Owen is not the only appointee to the House of Lords whose suitability is being questioned:
- Tees Valley mayor Ben Houchen is now Lord Houchen of High Leven. The South Tees Development Corporation (STDC) which he chairs is currently under investigation following allegations of corruption, illegality and wrongdoing. Houchen has denied the allegations.
- Failed mayoral candidate Shaun Bailey became Baron Bailey of Paddington during a live police investigation into whether he had breached lockdown rules by attending a Christmas party, after a video emerged showing attendees drunkenly dancing. Bailey has said that he “apologises unreservedly” for the event.
- Dan Rosenfield, Johnson’s one-time chief of staff, has become Baron Rosenfield after bullying allegations – which he denies – were not investigated. Instead, as Tortoise has previously reported, he was given the details of the people who raised the complaint.

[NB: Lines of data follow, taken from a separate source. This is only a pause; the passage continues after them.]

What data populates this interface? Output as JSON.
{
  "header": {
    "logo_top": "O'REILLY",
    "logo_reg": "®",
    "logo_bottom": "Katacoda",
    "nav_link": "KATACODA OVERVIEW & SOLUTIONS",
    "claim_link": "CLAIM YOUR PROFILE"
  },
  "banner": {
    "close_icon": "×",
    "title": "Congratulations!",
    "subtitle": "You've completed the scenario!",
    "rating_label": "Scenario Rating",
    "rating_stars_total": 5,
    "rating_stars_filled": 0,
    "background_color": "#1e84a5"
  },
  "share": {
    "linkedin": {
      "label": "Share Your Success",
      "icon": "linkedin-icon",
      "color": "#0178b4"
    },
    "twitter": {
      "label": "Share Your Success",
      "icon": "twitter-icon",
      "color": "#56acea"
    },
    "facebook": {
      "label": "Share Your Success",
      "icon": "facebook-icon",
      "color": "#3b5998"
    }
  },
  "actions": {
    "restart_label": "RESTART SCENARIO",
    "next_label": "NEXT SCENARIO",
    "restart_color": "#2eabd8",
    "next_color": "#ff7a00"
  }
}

The new peers may prove able legislators, contributing to public life for many years to come. Or, like many others, they may take the title, and the honour, translate it into valuable directorships and consultancies and disappear from view.
Last week, Owen voted for the first time – with the government, attempting to block a series of opposition changes to the Levelling Up and Regeneration Bill.
She has started her legislative career without any scrutiny or any checks and balances – in short, without a member of the public having the faintest idea who she is, or having the ability to do anything about it.
This is democracy, UK-style.